BEGIN
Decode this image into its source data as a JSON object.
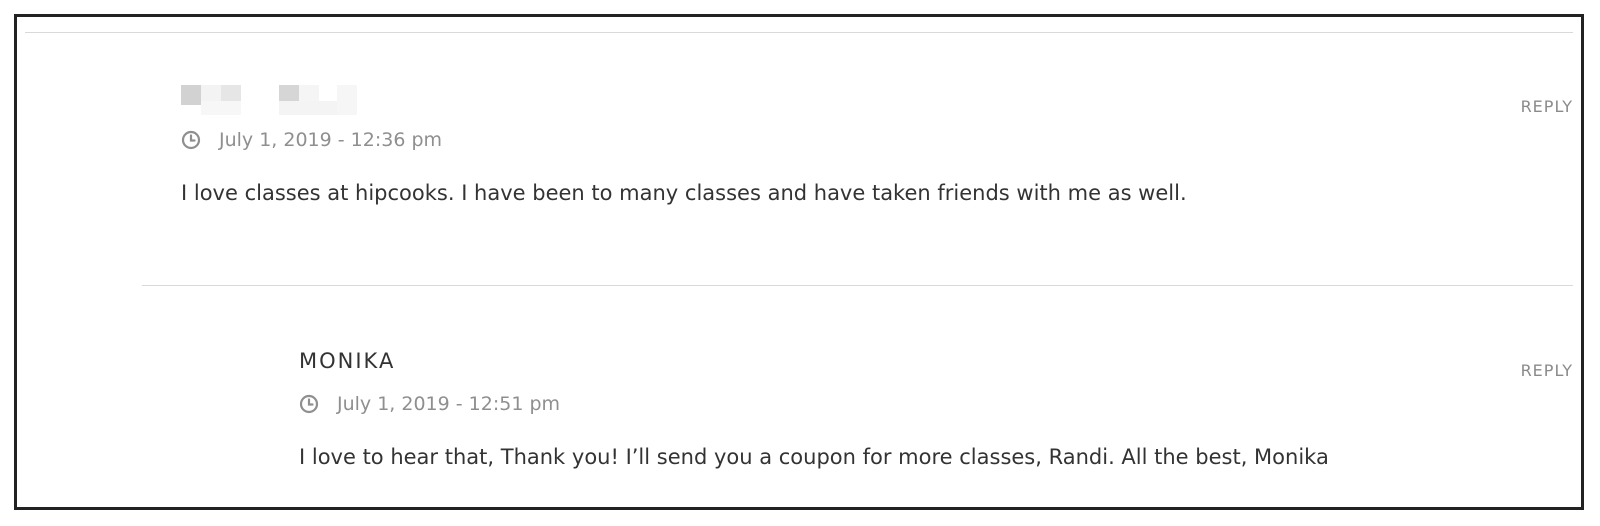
{
  "comments": [
    {
      "author": "",
      "reply_label": "REPLY",
      "date": "July 1, 2019 - 12:36 pm",
      "text": "I love classes at hipcooks. I have been to many classes and have taken friends with me as well."
    },
    {
      "author": "MONIKA",
      "reply_label": "REPLY",
      "date": "July 1, 2019 - 12:51 pm",
      "text": "I love to hear that, Thank you! I’ll send you a coupon for more classes, Randi. All the best, Monika"
    }
  ],
  "icons": {
    "clock": "clock-icon"
  },
  "colors": {
    "text": "#333333",
    "meta": "#8f8f8f",
    "reply": "#8a8a8a",
    "divider": "#d9d9d9"
  }
}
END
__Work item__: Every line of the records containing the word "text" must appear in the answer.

__Response below__:
      "text": "I love classes at hipcooks. I have been to many classes and have taken friends with me as well."
      "text": "I love to hear that, Thank you! I’ll send you a coupon for more classes, Randi. All the best, Monika"
    "text": "#333333",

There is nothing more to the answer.